__What to work on__
Repeat every line of the data exactly, but not the pictures.

[Data entries]
__________________________________________________

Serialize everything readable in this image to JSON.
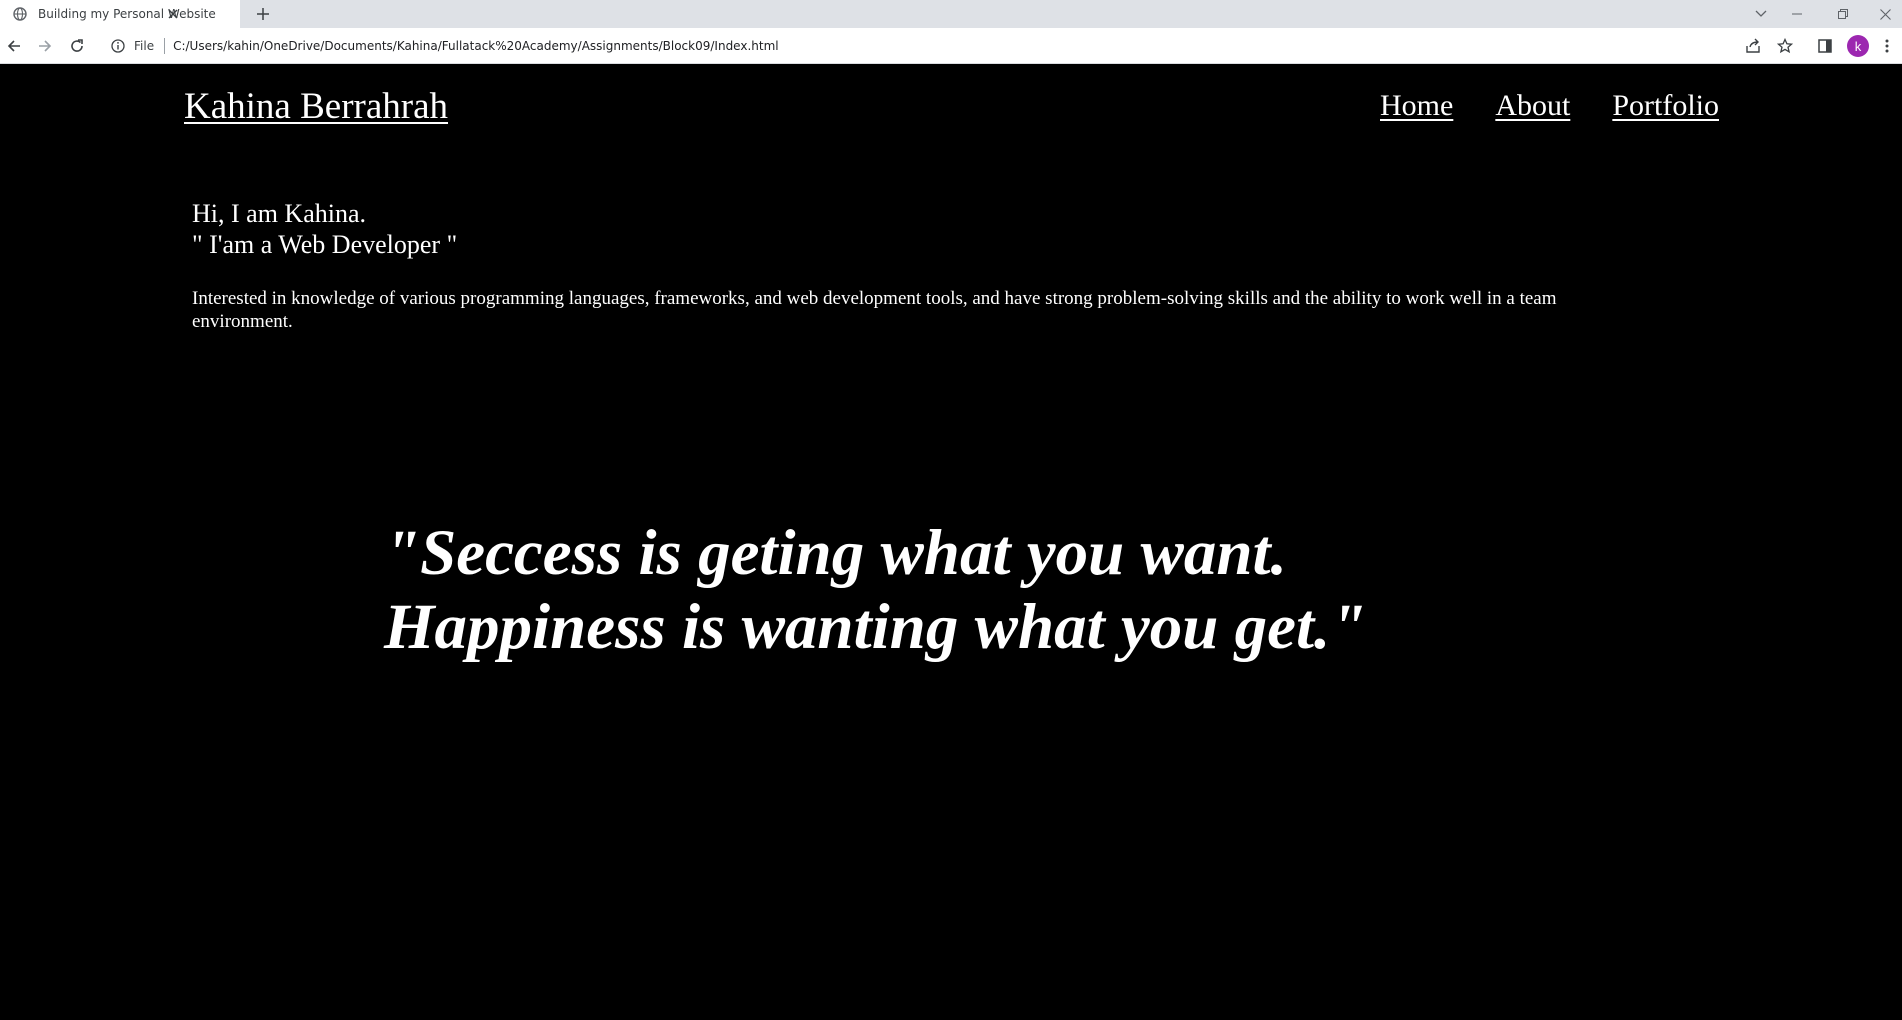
{
  "browser": {
    "tab_title": "Building my Personal Website",
    "scheme_label": "File",
    "url": "C:/Users/kahin/OneDrive/Documents/Kahina/Fullatack%20Academy/Assignments/Block09/Index.html",
    "profile_initial": "k",
    "profile_color": "#9c27b0"
  },
  "site": {
    "brand": "Kahina Berrahrah",
    "nav": [
      {
        "label": "Home"
      },
      {
        "label": "About"
      },
      {
        "label": "Portfolio"
      }
    ],
    "greeting": "Hi, I am Kahina.",
    "role": "\" I'am a Web Developer \"",
    "bio": "Interested in knowledge of various programming languages, frameworks, and web development tools, and have strong problem-solving skills and the ability to work well in a team environment.",
    "quote_line1": "\"Seccess is geting what you want.",
    "quote_line2": "Happiness is wanting what you get.\""
  },
  "colors": {
    "page_background": "#000000",
    "page_text": "#ffffff"
  }
}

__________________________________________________

__Reply to the task__
Serialize everything readable in this image to JSON.
{
  "browser": {
    "tab_title": "Building my Personal Website",
    "scheme_label": "File",
    "url": "C:/Users/kahin/OneDrive/Documents/Kahina/Fullatack%20Academy/Assignments/Block09/Index.html",
    "profile_initial": "k",
    "profile_color": "#9c27b0"
  },
  "site": {
    "brand": "Kahina Berrahrah",
    "nav": [
      {
        "label": "Home"
      },
      {
        "label": "About"
      },
      {
        "label": "Portfolio"
      }
    ],
    "greeting": "Hi, I am Kahina.",
    "role": "\" I'am a Web Developer \"",
    "bio": "Interested in knowledge of various programming languages, frameworks, and web development tools, and have strong problem-solving skills and the ability to work well in a team environment.",
    "quote_line1": "\"Seccess is geting what you want.",
    "quote_line2": "Happiness is wanting what you get.\""
  },
  "colors": {
    "page_background": "#000000",
    "page_text": "#ffffff"
  }
}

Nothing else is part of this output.